EXERCISE DIRECTIONS:
Look for the word "text" in the data below, and copy every line that holds it.

Excerpts from an interface dataset

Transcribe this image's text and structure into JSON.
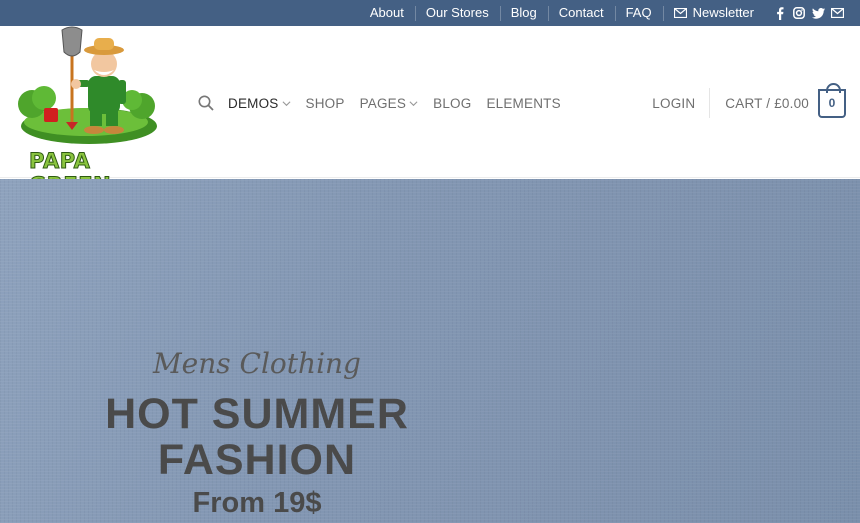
{
  "topbar": {
    "links": [
      "About",
      "Our Stores",
      "Blog",
      "Contact",
      "FAQ"
    ],
    "newsletter": "Newsletter",
    "social_icons": [
      "facebook-icon",
      "instagram-icon",
      "twitter-icon",
      "email-icon"
    ],
    "bg_color": "#446084"
  },
  "logo": {
    "text": "PAPA GREEN"
  },
  "nav": {
    "items": [
      {
        "label": "DEMOS",
        "dropdown": true,
        "active": true
      },
      {
        "label": "SHOP",
        "dropdown": false
      },
      {
        "label": "PAGES",
        "dropdown": true
      },
      {
        "label": "BLOG",
        "dropdown": false
      },
      {
        "label": "ELEMENTS",
        "dropdown": false
      }
    ],
    "login": "LOGIN",
    "cart": "CART / £0.00",
    "cart_count": "0",
    "accent_color": "#446084"
  },
  "hero": {
    "subtitle": "Mens Clothing",
    "title_line1": "HOT SUMMER",
    "title_line2": "FASHION",
    "price": "From 19$"
  }
}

THE ANSWER:
Transcribe this image's text and structure into JSON.
    "text": "PAPA GREEN"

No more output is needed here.